Water hammer

When the flow rate of a fluid in a pipe is changed, the velocity changes, causing a pressure surge. Such surges take
place wherever there is a change of direction in the pipe, but potentially more seriously, they may be generated by
any of the following:

- Pump start-up or shut-down

- Trapped air in the system
- Opening or closing a valve

The longer the pipeline and the faster the velocity, the greater the potential shock load will be. Commonly known as
water hammer, the shock load can be of sufficient force to cause a failure in pipe, fitting or valve, and due
consideration must be given to it when designing a system.

It is important to note that the amount of the pressure surge must be considered in addition to the existing static
pressure in the pipe, and this combined total must be within the pressure handling capabilities of the chosen system.

A number of steps can be taken to reduce the incidence of water hammer in a system:

- Reduce flow velocities wherever possible, on discharge piping do not exceed 3 m/s, but preferably no more
than 1 m/s.
- Avoid large, single step reductions in pipe diameter, instead use tapered reductions rather than
- Design the system to eliminate all air from the system at start-up, and include devices to prevent air
accumulating during system operation.
- Eliminate the use of fast closing or opening valves.

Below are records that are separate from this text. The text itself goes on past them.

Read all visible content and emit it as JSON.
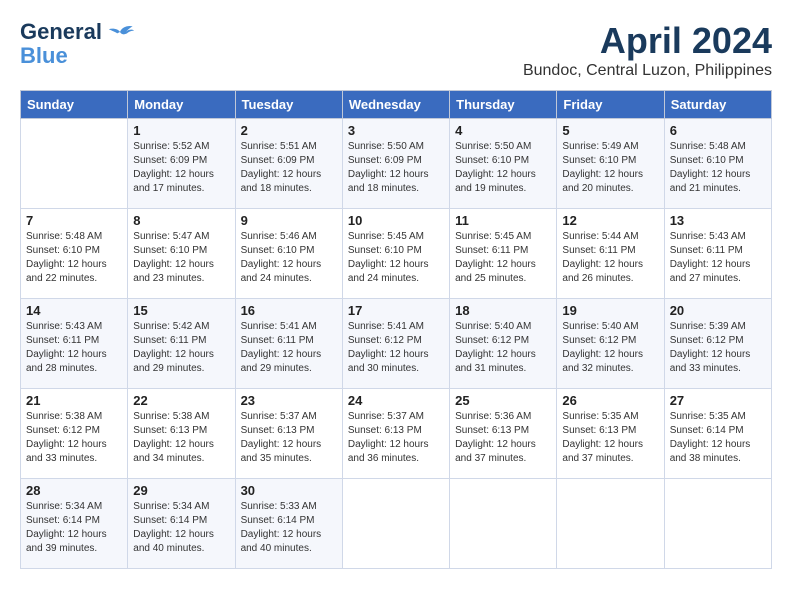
{
  "logo": {
    "line1": "General",
    "line2": "Blue"
  },
  "title": "April 2024",
  "subtitle": "Bundoc, Central Luzon, Philippines",
  "headers": [
    "Sunday",
    "Monday",
    "Tuesday",
    "Wednesday",
    "Thursday",
    "Friday",
    "Saturday"
  ],
  "weeks": [
    [
      {
        "day": "",
        "info": ""
      },
      {
        "day": "1",
        "info": "Sunrise: 5:52 AM\nSunset: 6:09 PM\nDaylight: 12 hours\nand 17 minutes."
      },
      {
        "day": "2",
        "info": "Sunrise: 5:51 AM\nSunset: 6:09 PM\nDaylight: 12 hours\nand 18 minutes."
      },
      {
        "day": "3",
        "info": "Sunrise: 5:50 AM\nSunset: 6:09 PM\nDaylight: 12 hours\nand 18 minutes."
      },
      {
        "day": "4",
        "info": "Sunrise: 5:50 AM\nSunset: 6:10 PM\nDaylight: 12 hours\nand 19 minutes."
      },
      {
        "day": "5",
        "info": "Sunrise: 5:49 AM\nSunset: 6:10 PM\nDaylight: 12 hours\nand 20 minutes."
      },
      {
        "day": "6",
        "info": "Sunrise: 5:48 AM\nSunset: 6:10 PM\nDaylight: 12 hours\nand 21 minutes."
      }
    ],
    [
      {
        "day": "7",
        "info": "Sunrise: 5:48 AM\nSunset: 6:10 PM\nDaylight: 12 hours\nand 22 minutes."
      },
      {
        "day": "8",
        "info": "Sunrise: 5:47 AM\nSunset: 6:10 PM\nDaylight: 12 hours\nand 23 minutes."
      },
      {
        "day": "9",
        "info": "Sunrise: 5:46 AM\nSunset: 6:10 PM\nDaylight: 12 hours\nand 24 minutes."
      },
      {
        "day": "10",
        "info": "Sunrise: 5:45 AM\nSunset: 6:10 PM\nDaylight: 12 hours\nand 24 minutes."
      },
      {
        "day": "11",
        "info": "Sunrise: 5:45 AM\nSunset: 6:11 PM\nDaylight: 12 hours\nand 25 minutes."
      },
      {
        "day": "12",
        "info": "Sunrise: 5:44 AM\nSunset: 6:11 PM\nDaylight: 12 hours\nand 26 minutes."
      },
      {
        "day": "13",
        "info": "Sunrise: 5:43 AM\nSunset: 6:11 PM\nDaylight: 12 hours\nand 27 minutes."
      }
    ],
    [
      {
        "day": "14",
        "info": "Sunrise: 5:43 AM\nSunset: 6:11 PM\nDaylight: 12 hours\nand 28 minutes."
      },
      {
        "day": "15",
        "info": "Sunrise: 5:42 AM\nSunset: 6:11 PM\nDaylight: 12 hours\nand 29 minutes."
      },
      {
        "day": "16",
        "info": "Sunrise: 5:41 AM\nSunset: 6:11 PM\nDaylight: 12 hours\nand 29 minutes."
      },
      {
        "day": "17",
        "info": "Sunrise: 5:41 AM\nSunset: 6:12 PM\nDaylight: 12 hours\nand 30 minutes."
      },
      {
        "day": "18",
        "info": "Sunrise: 5:40 AM\nSunset: 6:12 PM\nDaylight: 12 hours\nand 31 minutes."
      },
      {
        "day": "19",
        "info": "Sunrise: 5:40 AM\nSunset: 6:12 PM\nDaylight: 12 hours\nand 32 minutes."
      },
      {
        "day": "20",
        "info": "Sunrise: 5:39 AM\nSunset: 6:12 PM\nDaylight: 12 hours\nand 33 minutes."
      }
    ],
    [
      {
        "day": "21",
        "info": "Sunrise: 5:38 AM\nSunset: 6:12 PM\nDaylight: 12 hours\nand 33 minutes."
      },
      {
        "day": "22",
        "info": "Sunrise: 5:38 AM\nSunset: 6:13 PM\nDaylight: 12 hours\nand 34 minutes."
      },
      {
        "day": "23",
        "info": "Sunrise: 5:37 AM\nSunset: 6:13 PM\nDaylight: 12 hours\nand 35 minutes."
      },
      {
        "day": "24",
        "info": "Sunrise: 5:37 AM\nSunset: 6:13 PM\nDaylight: 12 hours\nand 36 minutes."
      },
      {
        "day": "25",
        "info": "Sunrise: 5:36 AM\nSunset: 6:13 PM\nDaylight: 12 hours\nand 37 minutes."
      },
      {
        "day": "26",
        "info": "Sunrise: 5:35 AM\nSunset: 6:13 PM\nDaylight: 12 hours\nand 37 minutes."
      },
      {
        "day": "27",
        "info": "Sunrise: 5:35 AM\nSunset: 6:14 PM\nDaylight: 12 hours\nand 38 minutes."
      }
    ],
    [
      {
        "day": "28",
        "info": "Sunrise: 5:34 AM\nSunset: 6:14 PM\nDaylight: 12 hours\nand 39 minutes."
      },
      {
        "day": "29",
        "info": "Sunrise: 5:34 AM\nSunset: 6:14 PM\nDaylight: 12 hours\nand 40 minutes."
      },
      {
        "day": "30",
        "info": "Sunrise: 5:33 AM\nSunset: 6:14 PM\nDaylight: 12 hours\nand 40 minutes."
      },
      {
        "day": "",
        "info": ""
      },
      {
        "day": "",
        "info": ""
      },
      {
        "day": "",
        "info": ""
      },
      {
        "day": "",
        "info": ""
      }
    ]
  ]
}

IPS Flow Systems l Seaham Grange Industrial Estate l Seaham l SR7 0PT l England l Tel: 0191 521 3111 l www.ipsflowsystems.com